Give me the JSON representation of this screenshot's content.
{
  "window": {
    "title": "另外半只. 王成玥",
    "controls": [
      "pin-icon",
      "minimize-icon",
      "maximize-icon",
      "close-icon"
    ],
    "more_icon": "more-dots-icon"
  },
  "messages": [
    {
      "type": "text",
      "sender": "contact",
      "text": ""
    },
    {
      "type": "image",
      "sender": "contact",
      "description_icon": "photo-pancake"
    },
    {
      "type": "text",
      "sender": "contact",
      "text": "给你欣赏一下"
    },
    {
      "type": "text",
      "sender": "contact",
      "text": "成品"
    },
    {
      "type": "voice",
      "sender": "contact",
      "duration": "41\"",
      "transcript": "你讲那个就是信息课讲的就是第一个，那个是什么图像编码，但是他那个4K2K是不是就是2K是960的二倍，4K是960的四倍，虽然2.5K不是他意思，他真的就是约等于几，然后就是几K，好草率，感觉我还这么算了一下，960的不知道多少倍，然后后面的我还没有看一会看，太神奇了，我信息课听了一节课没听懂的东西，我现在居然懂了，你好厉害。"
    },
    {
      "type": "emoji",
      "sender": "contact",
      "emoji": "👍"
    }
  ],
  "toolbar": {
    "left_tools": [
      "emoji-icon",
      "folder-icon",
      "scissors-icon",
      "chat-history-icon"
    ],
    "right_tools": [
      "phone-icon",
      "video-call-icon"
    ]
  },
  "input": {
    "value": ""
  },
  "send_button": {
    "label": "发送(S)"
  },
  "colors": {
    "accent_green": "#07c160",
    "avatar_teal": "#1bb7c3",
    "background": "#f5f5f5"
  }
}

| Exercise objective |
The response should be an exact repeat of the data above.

| Answer |
Give me the JSON representation of this screenshot's content.
{
  "window": {
    "title": "另外半只. 王成玥",
    "controls": [
      "pin-icon",
      "minimize-icon",
      "maximize-icon",
      "close-icon"
    ],
    "more_icon": "more-dots-icon"
  },
  "messages": [
    {
      "type": "text",
      "sender": "contact",
      "text": ""
    },
    {
      "type": "image",
      "sender": "contact",
      "description_icon": "photo-pancake"
    },
    {
      "type": "text",
      "sender": "contact",
      "text": "给你欣赏一下"
    },
    {
      "type": "text",
      "sender": "contact",
      "text": "成品"
    },
    {
      "type": "voice",
      "sender": "contact",
      "duration": "41\"",
      "transcript": "你讲那个就是信息课讲的就是第一个，那个是什么图像编码，但是他那个4K2K是不是就是2K是960的二倍，4K是960的四倍，虽然2.5K不是他意思，他真的就是约等于几，然后就是几K，好草率，感觉我还这么算了一下，960的不知道多少倍，然后后面的我还没有看一会看，太神奇了，我信息课听了一节课没听懂的东西，我现在居然懂了，你好厉害。"
    },
    {
      "type": "emoji",
      "sender": "contact",
      "emoji": "👍"
    }
  ],
  "toolbar": {
    "left_tools": [
      "emoji-icon",
      "folder-icon",
      "scissors-icon",
      "chat-history-icon"
    ],
    "right_tools": [
      "phone-icon",
      "video-call-icon"
    ]
  },
  "input": {
    "value": ""
  },
  "send_button": {
    "label": "发送(S)"
  },
  "colors": {
    "accent_green": "#07c160",
    "avatar_teal": "#1bb7c3",
    "background": "#f5f5f5"
  }
}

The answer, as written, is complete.